(Page and application data records)
Segment Open

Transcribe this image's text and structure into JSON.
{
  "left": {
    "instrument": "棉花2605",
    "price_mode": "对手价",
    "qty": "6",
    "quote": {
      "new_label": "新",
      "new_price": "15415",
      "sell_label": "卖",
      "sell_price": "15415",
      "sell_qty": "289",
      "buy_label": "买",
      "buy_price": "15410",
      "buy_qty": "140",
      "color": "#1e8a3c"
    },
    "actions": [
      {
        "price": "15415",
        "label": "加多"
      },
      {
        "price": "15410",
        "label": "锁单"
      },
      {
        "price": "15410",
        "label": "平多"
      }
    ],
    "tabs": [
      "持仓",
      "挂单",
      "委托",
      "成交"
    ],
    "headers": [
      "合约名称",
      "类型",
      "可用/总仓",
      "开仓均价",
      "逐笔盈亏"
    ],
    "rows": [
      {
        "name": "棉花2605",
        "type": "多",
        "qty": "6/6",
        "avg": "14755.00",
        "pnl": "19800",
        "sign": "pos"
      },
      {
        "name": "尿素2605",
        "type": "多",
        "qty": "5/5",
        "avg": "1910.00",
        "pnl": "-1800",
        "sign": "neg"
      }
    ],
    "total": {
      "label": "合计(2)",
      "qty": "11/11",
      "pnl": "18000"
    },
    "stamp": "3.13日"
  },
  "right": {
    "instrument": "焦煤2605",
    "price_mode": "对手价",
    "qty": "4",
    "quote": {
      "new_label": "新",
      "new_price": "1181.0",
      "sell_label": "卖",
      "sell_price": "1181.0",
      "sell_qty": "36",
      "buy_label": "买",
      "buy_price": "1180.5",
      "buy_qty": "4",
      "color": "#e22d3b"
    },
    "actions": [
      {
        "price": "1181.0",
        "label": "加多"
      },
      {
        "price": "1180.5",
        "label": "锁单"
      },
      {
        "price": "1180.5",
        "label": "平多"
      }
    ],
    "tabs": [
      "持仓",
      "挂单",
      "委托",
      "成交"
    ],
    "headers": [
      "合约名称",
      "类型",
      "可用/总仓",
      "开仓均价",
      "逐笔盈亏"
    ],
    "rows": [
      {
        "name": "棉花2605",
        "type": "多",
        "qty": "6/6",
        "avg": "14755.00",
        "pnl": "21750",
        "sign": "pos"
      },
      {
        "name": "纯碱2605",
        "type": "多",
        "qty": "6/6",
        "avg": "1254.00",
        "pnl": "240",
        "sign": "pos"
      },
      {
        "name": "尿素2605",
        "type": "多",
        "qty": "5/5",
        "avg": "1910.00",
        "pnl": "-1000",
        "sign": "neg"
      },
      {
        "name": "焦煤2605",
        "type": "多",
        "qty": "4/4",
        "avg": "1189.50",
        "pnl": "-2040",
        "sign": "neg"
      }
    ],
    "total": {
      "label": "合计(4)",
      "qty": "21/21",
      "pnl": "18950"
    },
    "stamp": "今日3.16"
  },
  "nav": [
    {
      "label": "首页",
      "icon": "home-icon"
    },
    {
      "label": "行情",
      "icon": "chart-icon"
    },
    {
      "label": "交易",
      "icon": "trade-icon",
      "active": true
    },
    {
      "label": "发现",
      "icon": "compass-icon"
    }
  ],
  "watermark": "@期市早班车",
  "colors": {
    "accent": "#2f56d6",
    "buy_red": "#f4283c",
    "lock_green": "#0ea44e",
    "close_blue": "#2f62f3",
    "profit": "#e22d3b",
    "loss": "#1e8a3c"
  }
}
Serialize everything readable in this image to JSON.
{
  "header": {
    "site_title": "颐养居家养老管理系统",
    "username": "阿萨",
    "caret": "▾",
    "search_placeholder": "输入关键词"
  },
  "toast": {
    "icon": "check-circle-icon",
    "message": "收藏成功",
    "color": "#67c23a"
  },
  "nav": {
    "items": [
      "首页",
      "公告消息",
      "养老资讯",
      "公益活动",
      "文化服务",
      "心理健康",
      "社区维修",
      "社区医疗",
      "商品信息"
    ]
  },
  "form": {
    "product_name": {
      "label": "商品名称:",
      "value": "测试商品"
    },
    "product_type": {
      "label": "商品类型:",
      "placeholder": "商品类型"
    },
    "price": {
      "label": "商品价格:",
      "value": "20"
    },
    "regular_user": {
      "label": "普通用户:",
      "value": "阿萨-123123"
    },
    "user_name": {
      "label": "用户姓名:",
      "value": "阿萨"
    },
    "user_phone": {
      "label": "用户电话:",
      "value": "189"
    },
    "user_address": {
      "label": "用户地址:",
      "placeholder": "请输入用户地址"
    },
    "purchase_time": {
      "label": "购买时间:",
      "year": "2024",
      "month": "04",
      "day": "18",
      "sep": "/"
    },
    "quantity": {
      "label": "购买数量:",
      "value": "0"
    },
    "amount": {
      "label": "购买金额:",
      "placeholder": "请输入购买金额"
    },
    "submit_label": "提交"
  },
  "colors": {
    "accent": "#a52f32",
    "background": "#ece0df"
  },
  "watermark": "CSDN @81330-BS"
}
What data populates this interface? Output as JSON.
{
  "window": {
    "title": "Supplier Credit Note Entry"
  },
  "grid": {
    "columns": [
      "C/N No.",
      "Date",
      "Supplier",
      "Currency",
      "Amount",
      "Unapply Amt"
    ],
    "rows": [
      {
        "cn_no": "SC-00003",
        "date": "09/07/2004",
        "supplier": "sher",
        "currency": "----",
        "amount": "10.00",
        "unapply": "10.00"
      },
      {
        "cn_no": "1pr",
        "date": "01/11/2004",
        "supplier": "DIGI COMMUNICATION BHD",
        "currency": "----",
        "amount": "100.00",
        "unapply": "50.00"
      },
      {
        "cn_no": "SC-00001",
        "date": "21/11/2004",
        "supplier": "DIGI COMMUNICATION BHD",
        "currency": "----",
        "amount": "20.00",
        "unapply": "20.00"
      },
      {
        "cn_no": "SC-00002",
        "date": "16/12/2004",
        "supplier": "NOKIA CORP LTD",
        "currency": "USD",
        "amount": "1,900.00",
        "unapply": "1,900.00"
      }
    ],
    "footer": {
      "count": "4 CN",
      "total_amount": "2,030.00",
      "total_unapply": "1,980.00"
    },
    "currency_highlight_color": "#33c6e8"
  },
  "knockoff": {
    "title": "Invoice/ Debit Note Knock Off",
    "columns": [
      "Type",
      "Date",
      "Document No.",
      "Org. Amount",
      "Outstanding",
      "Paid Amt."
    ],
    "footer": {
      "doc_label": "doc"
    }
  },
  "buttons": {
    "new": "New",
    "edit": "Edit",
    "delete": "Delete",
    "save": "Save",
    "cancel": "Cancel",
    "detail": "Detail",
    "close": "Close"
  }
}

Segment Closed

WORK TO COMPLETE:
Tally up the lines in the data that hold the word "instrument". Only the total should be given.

TASK OUTPUT:
2